→ **PROMPT**:
Check each line of the entries for "curated" and report the ones that have it.

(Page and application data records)
—————
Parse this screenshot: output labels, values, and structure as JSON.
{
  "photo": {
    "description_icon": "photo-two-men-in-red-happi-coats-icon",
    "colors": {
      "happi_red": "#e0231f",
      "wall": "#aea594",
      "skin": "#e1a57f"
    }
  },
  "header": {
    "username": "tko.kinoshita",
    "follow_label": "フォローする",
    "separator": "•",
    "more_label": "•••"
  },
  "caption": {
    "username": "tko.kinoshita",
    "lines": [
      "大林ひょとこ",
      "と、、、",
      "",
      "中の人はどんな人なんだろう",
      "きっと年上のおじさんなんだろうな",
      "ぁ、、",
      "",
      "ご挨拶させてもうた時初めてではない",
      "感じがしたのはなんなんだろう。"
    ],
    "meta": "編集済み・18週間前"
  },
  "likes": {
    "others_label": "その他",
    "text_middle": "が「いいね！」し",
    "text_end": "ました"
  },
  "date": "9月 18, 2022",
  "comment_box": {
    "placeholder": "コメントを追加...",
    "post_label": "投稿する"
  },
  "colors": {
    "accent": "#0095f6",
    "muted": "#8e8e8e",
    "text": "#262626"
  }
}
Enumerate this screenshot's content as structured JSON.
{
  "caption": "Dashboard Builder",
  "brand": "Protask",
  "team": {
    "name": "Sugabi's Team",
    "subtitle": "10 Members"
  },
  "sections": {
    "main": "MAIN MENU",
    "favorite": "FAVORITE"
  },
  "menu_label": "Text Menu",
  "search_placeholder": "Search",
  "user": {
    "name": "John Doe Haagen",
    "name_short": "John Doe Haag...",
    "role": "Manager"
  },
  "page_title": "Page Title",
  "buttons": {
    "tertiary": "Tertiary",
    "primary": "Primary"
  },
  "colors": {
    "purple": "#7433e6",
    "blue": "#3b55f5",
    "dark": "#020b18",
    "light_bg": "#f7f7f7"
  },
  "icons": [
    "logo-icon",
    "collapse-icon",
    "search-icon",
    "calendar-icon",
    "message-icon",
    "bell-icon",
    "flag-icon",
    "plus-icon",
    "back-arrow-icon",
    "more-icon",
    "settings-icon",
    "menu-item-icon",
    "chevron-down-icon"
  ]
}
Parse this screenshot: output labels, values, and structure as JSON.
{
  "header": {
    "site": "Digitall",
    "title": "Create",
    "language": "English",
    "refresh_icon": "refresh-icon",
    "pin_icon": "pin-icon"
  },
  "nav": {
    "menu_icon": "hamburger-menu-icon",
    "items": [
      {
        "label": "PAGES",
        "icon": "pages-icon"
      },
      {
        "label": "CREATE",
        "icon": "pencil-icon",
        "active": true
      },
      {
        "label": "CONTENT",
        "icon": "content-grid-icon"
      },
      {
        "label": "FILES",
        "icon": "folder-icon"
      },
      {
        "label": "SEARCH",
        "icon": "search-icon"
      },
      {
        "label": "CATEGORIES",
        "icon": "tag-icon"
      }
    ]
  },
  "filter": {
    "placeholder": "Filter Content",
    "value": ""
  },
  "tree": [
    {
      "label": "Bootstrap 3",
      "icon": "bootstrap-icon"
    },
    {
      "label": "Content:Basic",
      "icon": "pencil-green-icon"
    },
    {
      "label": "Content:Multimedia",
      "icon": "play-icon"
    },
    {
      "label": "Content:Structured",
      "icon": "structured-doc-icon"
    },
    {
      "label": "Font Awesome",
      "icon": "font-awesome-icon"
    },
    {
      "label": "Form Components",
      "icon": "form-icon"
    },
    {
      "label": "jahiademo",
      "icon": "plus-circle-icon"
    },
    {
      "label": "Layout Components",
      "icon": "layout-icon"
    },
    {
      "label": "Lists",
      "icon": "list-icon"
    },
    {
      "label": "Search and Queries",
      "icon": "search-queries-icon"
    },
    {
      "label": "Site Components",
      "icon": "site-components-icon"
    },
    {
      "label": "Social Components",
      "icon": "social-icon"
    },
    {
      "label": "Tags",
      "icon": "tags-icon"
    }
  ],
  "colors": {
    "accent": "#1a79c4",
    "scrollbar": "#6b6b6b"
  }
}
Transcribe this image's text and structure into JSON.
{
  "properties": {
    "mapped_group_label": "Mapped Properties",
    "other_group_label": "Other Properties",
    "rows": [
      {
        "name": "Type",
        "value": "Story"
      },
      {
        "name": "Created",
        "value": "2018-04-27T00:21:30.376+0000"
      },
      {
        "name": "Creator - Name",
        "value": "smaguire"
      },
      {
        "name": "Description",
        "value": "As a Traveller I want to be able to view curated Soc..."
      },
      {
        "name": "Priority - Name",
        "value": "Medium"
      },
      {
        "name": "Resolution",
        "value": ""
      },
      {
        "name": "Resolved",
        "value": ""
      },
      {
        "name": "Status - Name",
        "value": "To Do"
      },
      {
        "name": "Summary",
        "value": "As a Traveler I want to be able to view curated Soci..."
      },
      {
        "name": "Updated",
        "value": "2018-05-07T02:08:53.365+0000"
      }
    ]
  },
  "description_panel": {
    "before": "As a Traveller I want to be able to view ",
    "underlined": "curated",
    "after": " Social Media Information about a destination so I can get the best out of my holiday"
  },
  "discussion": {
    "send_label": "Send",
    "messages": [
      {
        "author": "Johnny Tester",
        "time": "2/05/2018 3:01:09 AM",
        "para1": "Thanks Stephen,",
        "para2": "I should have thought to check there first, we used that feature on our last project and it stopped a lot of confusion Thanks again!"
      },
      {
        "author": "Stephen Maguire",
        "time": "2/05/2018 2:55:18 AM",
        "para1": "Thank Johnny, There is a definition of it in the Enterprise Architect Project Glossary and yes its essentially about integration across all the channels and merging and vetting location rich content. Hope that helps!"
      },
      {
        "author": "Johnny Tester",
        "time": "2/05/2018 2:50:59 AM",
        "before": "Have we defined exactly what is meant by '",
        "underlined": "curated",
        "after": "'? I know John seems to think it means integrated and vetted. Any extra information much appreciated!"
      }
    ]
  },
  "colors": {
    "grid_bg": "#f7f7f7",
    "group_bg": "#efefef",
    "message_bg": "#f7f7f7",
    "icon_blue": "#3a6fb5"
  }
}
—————
→ **EXERCISE ANSWER**:
        "value": "As a Traveller I want to be able to view curated Soc..."
        "value": "As a Traveler I want to be able to view curated Soci..."
    "underlined": "curated",
        "underlined": "curated",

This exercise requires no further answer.